1899                                                                            231

March 8 WednesdaySam had agreed to give a reading and speech in German at a benefit for a charity hospital in the Festsaal of the Kaufmännische, where he had given his Concordia speech on Oct. 31, 1897. He shared the platform with Auguste Wilbrandt-Baudius) .

Sam’s notebook: March 8, ’99, Vienna. Read, this afternoon, with the poet Wilbrandt’s wife, for one of the Countess Wydenbruck-Esterhazy’s charities. (Lucerne Girl & Interviewer—had to leave out the Mexican Plug for lack of time.) Of course Frau W. was wholly ignorant of the length of her pieces. I told her she must restrict herself to 30 minutes, so that I could have 40, (and 5 for a German speech); she came loaded with an hour’s ammunition & confessed that she was only guessing at its bulk. She occupied the stage just an hour, & then I came before a perishing audience that had the death-rattle in its throat. I only saved their lives by cutting the M. Plug out of my program. Frau W. had privately added a long (written) speech glorifying me. I will never accept of help, musical or otherwise, on the platform again. Last year the music privately doubled its program. George W. Cable always stole 2/3 of the platform-time when we were out together—& with his platform-talent he was able to fatigue a corpse.

I have half-promised to go to Budapest & do a charity-reading. I bet I will run that show alone [NB 40 TS 54-55].

Note: See also Dolmetsch 118. Katona writes: “Hungarian sources, led by A HET (no. 13, 1899), accused the author of accepting the invitation to lecture in the Hungarian capital only because he was in desperate need of money. However, there is no evidence that he received any fee in Budapest, and English sources deny it”

              Clearly, besides the above NB entry, Sam was no longer lecturing for fees by this time, and did so only for charity, if at all. Dolmetsch writes that Mór Jokai (1825-1904), “Hungary’s premier writer in that era…may have had something to do with the American humorist’s invitation to Budapest” [54].

March 9 Thursday – At the Hotel Krantz in Vienna, Austria, Sam replied to Francis H. Skrine, whose letter is not extant.

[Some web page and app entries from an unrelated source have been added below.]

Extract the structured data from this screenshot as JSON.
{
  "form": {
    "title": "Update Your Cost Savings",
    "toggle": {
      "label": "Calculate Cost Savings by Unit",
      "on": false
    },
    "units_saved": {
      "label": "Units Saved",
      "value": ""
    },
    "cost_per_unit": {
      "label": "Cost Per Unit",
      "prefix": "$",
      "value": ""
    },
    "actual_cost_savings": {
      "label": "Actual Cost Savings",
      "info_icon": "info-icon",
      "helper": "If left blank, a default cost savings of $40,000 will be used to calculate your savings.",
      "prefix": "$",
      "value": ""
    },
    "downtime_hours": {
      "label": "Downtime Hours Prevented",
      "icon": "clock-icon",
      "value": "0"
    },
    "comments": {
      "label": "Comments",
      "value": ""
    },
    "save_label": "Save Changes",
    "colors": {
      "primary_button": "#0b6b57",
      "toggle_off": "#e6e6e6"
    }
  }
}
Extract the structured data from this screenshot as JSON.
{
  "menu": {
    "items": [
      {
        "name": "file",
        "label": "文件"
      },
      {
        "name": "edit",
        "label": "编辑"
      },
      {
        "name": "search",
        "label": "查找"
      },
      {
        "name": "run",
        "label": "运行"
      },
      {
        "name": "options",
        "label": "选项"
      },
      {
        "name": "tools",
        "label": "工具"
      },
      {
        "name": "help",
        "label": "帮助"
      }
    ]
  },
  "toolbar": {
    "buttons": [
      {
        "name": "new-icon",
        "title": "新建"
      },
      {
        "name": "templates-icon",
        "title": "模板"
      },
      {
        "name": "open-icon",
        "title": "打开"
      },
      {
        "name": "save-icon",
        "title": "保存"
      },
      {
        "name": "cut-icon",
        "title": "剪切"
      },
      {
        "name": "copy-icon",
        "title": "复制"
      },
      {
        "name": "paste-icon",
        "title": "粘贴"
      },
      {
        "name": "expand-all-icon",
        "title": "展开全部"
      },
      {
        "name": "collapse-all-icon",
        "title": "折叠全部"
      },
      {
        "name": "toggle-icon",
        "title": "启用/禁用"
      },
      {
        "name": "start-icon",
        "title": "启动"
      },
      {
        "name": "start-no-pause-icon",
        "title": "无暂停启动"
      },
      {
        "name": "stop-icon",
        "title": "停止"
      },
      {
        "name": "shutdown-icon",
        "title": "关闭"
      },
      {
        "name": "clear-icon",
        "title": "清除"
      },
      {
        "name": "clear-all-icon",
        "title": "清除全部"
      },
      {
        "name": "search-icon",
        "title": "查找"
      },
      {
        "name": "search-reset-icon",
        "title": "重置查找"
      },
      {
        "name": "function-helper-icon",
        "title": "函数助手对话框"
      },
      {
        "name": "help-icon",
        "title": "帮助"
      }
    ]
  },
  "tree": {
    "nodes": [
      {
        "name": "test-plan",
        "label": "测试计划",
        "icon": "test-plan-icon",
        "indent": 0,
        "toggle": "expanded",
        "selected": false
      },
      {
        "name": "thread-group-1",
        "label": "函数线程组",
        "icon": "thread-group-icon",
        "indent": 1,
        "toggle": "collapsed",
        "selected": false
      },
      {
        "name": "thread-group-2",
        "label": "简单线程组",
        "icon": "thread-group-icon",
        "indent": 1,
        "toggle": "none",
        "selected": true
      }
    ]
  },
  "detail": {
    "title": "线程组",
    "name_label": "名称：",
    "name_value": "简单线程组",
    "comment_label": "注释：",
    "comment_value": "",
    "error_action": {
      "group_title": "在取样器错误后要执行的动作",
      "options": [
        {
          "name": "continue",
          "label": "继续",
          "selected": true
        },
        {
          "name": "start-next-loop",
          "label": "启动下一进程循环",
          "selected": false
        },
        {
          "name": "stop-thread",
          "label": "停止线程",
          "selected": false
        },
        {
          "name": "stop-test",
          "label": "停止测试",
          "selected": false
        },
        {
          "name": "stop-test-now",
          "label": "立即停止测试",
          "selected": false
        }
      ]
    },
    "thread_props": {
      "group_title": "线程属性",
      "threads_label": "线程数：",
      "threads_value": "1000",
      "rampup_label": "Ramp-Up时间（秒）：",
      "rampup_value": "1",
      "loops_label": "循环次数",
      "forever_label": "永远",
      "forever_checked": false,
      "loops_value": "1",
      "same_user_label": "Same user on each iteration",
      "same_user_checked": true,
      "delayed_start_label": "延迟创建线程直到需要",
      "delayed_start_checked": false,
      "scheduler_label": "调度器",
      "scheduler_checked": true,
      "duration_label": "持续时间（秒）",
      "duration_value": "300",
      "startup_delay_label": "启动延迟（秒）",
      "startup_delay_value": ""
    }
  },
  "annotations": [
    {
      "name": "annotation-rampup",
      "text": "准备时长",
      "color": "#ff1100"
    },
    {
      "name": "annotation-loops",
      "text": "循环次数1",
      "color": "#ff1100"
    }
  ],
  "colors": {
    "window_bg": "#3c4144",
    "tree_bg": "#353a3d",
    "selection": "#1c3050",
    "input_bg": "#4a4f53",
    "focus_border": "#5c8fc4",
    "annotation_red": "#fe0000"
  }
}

Evidently the Skrines had offered to rent a house reasonably to the Clemenses when they returned to London.

“If we were going to abide in London again you wouldn’t have to make that offer twice, but we shall merely pass through, on our way home next autumn. If I see anyone here who wants a house I will remember & speak” [MTP].

March 10 Friday – In Vienna, Austria, Sam wrote to Auguste Wilbrandt-Baudius (Mrs. Adolf von Wilbrandt).

“I am rested-up again, & am young again; & as my first pleasure I wish to thank you in the best & heartiest words for taking half my burden off my shoulders, & for so stirring the hearts of those people with the beauty & pathos of your reading; & for saying those gracious things of me.

Sam asked if she would send the lines so he might keep them for memory’s sake [MTP]. Note: Sam had shared

the platform with Auguste on Mar. 8. See entry.

Sam gave a charity reading of his sketch “The Lucerne Girl,” to a fashionable audience. He described how he had been interviewed and ridiculed. A fragment of his introduction survives under the chapter title, “A New German Word” Mark Twain’s Speeches, 1910, p. 55; the complete text is lost:

I have not sufficiently mastered German to allow my using it with impunity. My collection of fourteen-syllable German words is still incomplete. But I have just added to that collection a jewel—a valuable jewel. I found it in a telegram from Linz, and it contains ninety-five letters:


SLC used mourning border for most letters from Susy’s death on, then from Livy’s death on.